---------- Exercise inputs

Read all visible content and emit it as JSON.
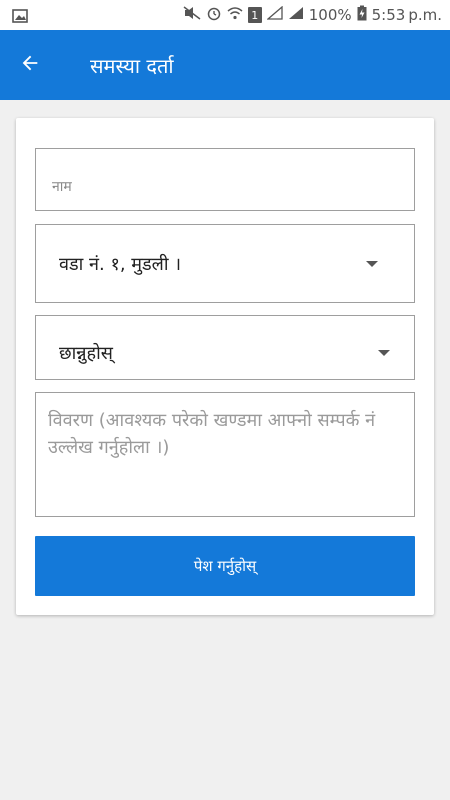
{
  "status_bar": {
    "battery_percent": "100%",
    "time": "5:53",
    "ampm": "p.m.",
    "sim_label": "1",
    "icons": [
      "image-notification-icon",
      "mute-icon",
      "alarm-icon",
      "wifi-icon",
      "sim-icon",
      "signal-icon",
      "battery-charging-icon"
    ]
  },
  "app_bar": {
    "title": "समस्या दर्ता",
    "back_icon": "arrow-back-icon",
    "color": "#1479d9"
  },
  "form": {
    "name_placeholder": "नाम",
    "name_value": "",
    "ward_selected": "वडा नं. १, मुडली ।",
    "category_selected": "छान्नुहोस्",
    "description_placeholder": "विवरण (आवश्यक परेको खण्डमा आफ्नो सम्पर्क नं उल्लेख गर्नुहोला ।)",
    "description_value": "",
    "submit_label": "पेश गर्नुहोस्"
  },
  "colors": {
    "primary": "#1479d9",
    "background": "#f0f0f0",
    "card": "#ffffff"
  }
}
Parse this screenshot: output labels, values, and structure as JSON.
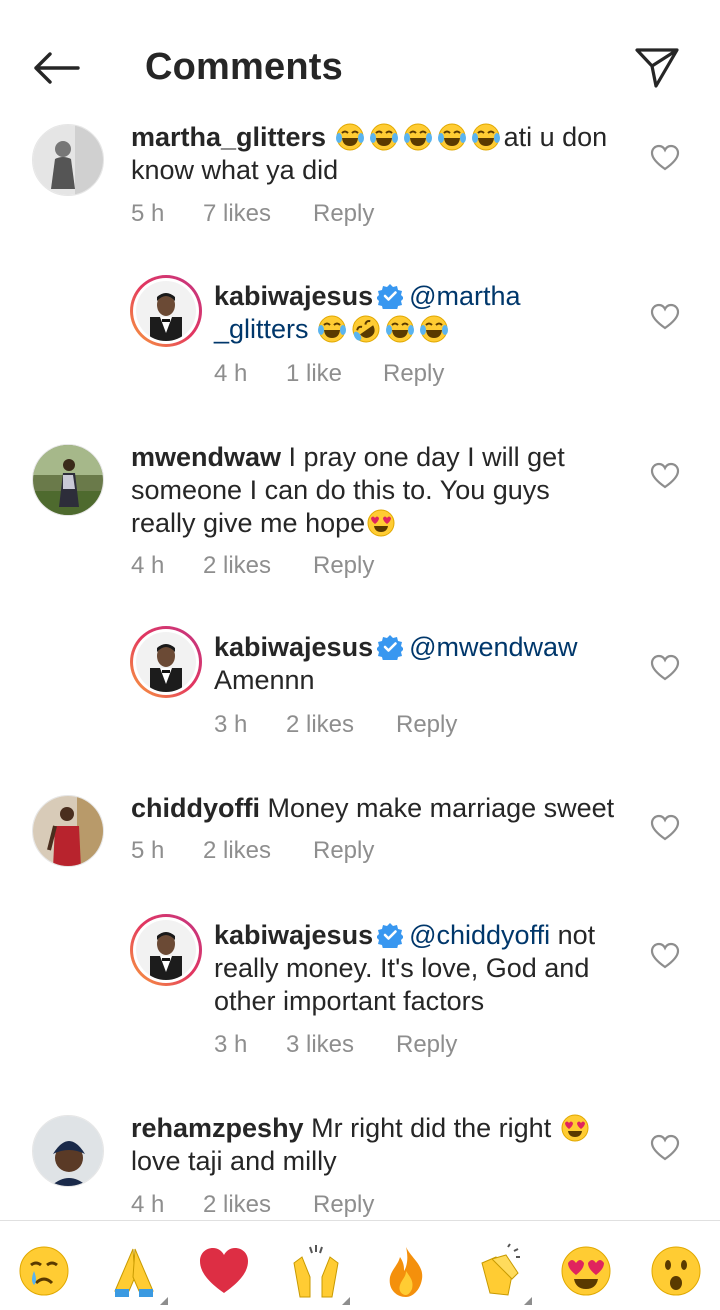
{
  "header": {
    "title": "Comments"
  },
  "comments": [
    {
      "user": "martha_glitters",
      "text_after_emoji": "ati u don know what ya did",
      "time": "5 h",
      "likes": "7 likes",
      "reply": "Reply"
    },
    {
      "user": "kabiwajesus",
      "mention_1": "@martha",
      "mention_2": "_glitters",
      "time": "4 h",
      "likes": "1 like",
      "reply": "Reply"
    },
    {
      "user": "mwendwaw",
      "line1": "I pray one day I will get",
      "line2": "someone I can do this to. You guys",
      "line3": "really give me hope",
      "time": "4 h",
      "likes": "2 likes",
      "reply": "Reply"
    },
    {
      "user": "kabiwajesus",
      "mention": "@mwendwaw",
      "line2": "Amennn",
      "time": "3 h",
      "likes": "2 likes",
      "reply": "Reply"
    },
    {
      "user": "chiddyoffi",
      "line1": "Money make marriage sweet",
      "time": "5 h",
      "likes": "2 likes",
      "reply": "Reply"
    },
    {
      "user": "kabiwajesus",
      "mention": "@chiddyoffi",
      "line1_rest": "not",
      "line2": "really money. It's love, God and",
      "line3": "other important factors",
      "time": "3 h",
      "likes": "3 likes",
      "reply": "Reply"
    },
    {
      "user": "rehamzpeshy",
      "line1": "Mr right did the right",
      "line2": "love taji and milly",
      "time": "4 h",
      "likes": "2 likes",
      "reply": "Reply"
    }
  ],
  "emoji_bar": [
    "crying-face",
    "folded-hands",
    "red-heart",
    "raising-hands",
    "fire",
    "clapping-hands",
    "heart-eyes",
    "astonished-face"
  ],
  "colors": {
    "text": "#262626",
    "meta": "#8e8e8e",
    "mention": "#00376b",
    "verified": "#3897f0",
    "heart-red": "#e0245e"
  }
}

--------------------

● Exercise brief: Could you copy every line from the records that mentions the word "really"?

● Exercise solution:
      "line3": "really give me hope",
      "line2": "really money. It's love, God and",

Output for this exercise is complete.